Exactly as written, give back every record below.

___ RECORDS SHOWN ___

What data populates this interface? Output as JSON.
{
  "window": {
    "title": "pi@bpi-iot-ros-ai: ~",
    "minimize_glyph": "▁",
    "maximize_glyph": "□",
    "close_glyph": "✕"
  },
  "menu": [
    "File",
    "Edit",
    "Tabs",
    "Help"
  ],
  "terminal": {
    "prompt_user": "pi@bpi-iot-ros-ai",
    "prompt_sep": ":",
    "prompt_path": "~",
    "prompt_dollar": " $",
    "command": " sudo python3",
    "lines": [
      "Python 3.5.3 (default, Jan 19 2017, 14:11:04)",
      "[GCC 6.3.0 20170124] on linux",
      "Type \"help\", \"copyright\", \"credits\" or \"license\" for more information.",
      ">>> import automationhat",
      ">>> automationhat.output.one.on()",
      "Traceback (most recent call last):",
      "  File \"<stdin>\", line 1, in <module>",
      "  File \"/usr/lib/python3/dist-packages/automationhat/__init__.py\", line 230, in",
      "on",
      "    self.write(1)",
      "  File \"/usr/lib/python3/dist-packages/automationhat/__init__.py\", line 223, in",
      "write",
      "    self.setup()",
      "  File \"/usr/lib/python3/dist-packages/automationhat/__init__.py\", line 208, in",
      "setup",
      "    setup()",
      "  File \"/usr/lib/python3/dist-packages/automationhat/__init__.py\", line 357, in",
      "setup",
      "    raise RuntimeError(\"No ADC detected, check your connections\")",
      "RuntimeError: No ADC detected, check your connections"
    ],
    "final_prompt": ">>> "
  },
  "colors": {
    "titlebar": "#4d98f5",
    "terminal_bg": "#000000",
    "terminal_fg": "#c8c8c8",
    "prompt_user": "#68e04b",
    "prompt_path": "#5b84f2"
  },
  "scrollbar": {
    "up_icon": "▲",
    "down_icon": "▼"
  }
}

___

RESPONSE BELOW —
What data populates this interface? Output as JSON.
{
  "window": {
    "title": "pi@bpi-iot-ros-ai: ~",
    "minimize_glyph": "▁",
    "maximize_glyph": "□",
    "close_glyph": "✕"
  },
  "menu": [
    "File",
    "Edit",
    "Tabs",
    "Help"
  ],
  "terminal": {
    "prompt_user": "pi@bpi-iot-ros-ai",
    "prompt_sep": ":",
    "prompt_path": "~",
    "prompt_dollar": " $",
    "command": " sudo python3",
    "lines": [
      "Python 3.5.3 (default, Jan 19 2017, 14:11:04)",
      "[GCC 6.3.0 20170124] on linux",
      "Type \"help\", \"copyright\", \"credits\" or \"license\" for more information.",
      ">>> import automationhat",
      ">>> automationhat.output.one.on()",
      "Traceback (most recent call last):",
      "  File \"<stdin>\", line 1, in <module>",
      "  File \"/usr/lib/python3/dist-packages/automationhat/__init__.py\", line 230, in",
      "on",
      "    self.write(1)",
      "  File \"/usr/lib/python3/dist-packages/automationhat/__init__.py\", line 223, in",
      "write",
      "    self.setup()",
      "  File \"/usr/lib/python3/dist-packages/automationhat/__init__.py\", line 208, in",
      "setup",
      "    setup()",
      "  File \"/usr/lib/python3/dist-packages/automationhat/__init__.py\", line 357, in",
      "setup",
      "    raise RuntimeError(\"No ADC detected, check your connections\")",
      "RuntimeError: No ADC detected, check your connections"
    ],
    "final_prompt": ">>> "
  },
  "colors": {
    "titlebar": "#4d98f5",
    "terminal_bg": "#000000",
    "terminal_fg": "#c8c8c8",
    "prompt_user": "#68e04b",
    "prompt_path": "#5b84f2"
  },
  "scrollbar": {
    "up_icon": "▲",
    "down_icon": "▼"
  }
}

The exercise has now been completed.